As we came to debate the Bill in Committee, the Opposition realised that it was worse than we had believed at first. We did not fully realise when we went into Committee that the Government knew that the biggest losers under the Bill would be the severely disabled, let alone that the only answer they could give would be to say that the disabled might receive some help from charities. We did not realise that the Government knew that they would weaken all pension protection, not just the state earnings-related scheme. We did not fully realise that in the proposals for the state earnings-related scheme they would halve pension entitlement for someone who starts work the year after the Bill becomes law, if it ever does, and would reduce his total pension at the end of his working life to below that of the basic pension today, even if he did not have a day's sickness or unemployment in his life.

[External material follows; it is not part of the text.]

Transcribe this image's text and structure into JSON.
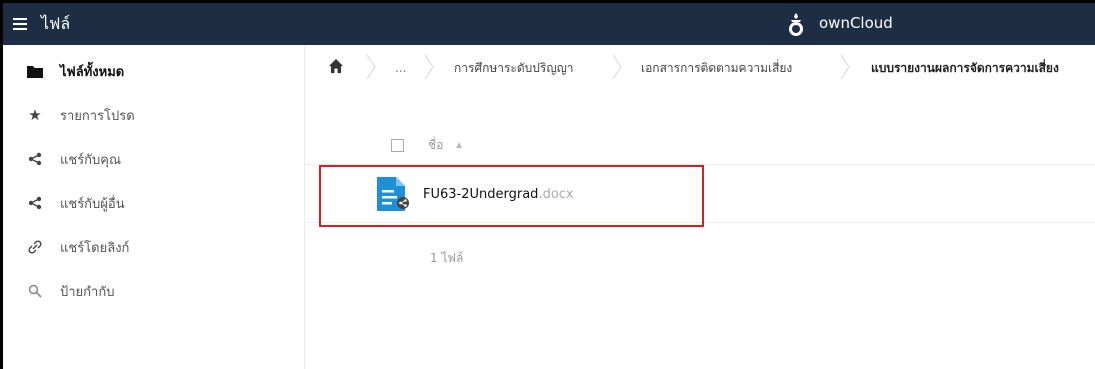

If he had a substantial period of unemployment or sickness, his pension would be more than halved.

We did not realise that, although the unemployed would be worse off than they are now, purely because of the interaction between income support and the social fund, they would not be sufficiently worse off for the Government, who at the last minute and in the later stages of the Bill would rush in measures to increase the penalties on the unemployed.

Tributes have been paid to the conduct of those who took part in the Committee stage, and I am grateful to those hon. Members who were kind enough to mention me in their remarks. It was a good, constructive Committee in the way in which arguments were conducted. But I hope that our efforts to maintain personal courtesy between hon. Members did not disguise for a second from hon. Members or from anyone in the country the fact that the Opposition feel not just distaste but deep and abiding anger at the proposals in the Bill. Sometimes in Committee, when feelings spilled over, Conservative Members would express incredulity and even amusement, and would say that we did not really mean it and were whipping up false emotion. The fact that they can imagine that we did not mean it is a testimony to the gulf of experience and understanding that exists across the Floor of the House — a gulf which the Bill will widen out of all recognition.

The hon. Member for Brighton, Kemptown (Mr. Bowden), in a brave speech, and the hon. Member for Norfolk, North (Mr. Howell) said that the Bill will net be remembered. They are mistaken. It will be remembered as the Bill that undermined a key principle of the welfare state—that it should help people before they sink into utter destitution—and it will be remembered as the Bill that makes people ask for charity in place of the rights that existed before it was passed. It will be remembered most of all as the Bill that reintroduced the notion of choosing between the deserving and the underserving poor.

The Opposition have fought the Bill—I pay tribute to all hon. Members who participated in our debates—line by line in Committee, and we shall fight it in the country. We know that we shall not win the Division tonight, but we also know that, when people realise the impact of the Bill, their votes will sweep away the Bill and with it the Government.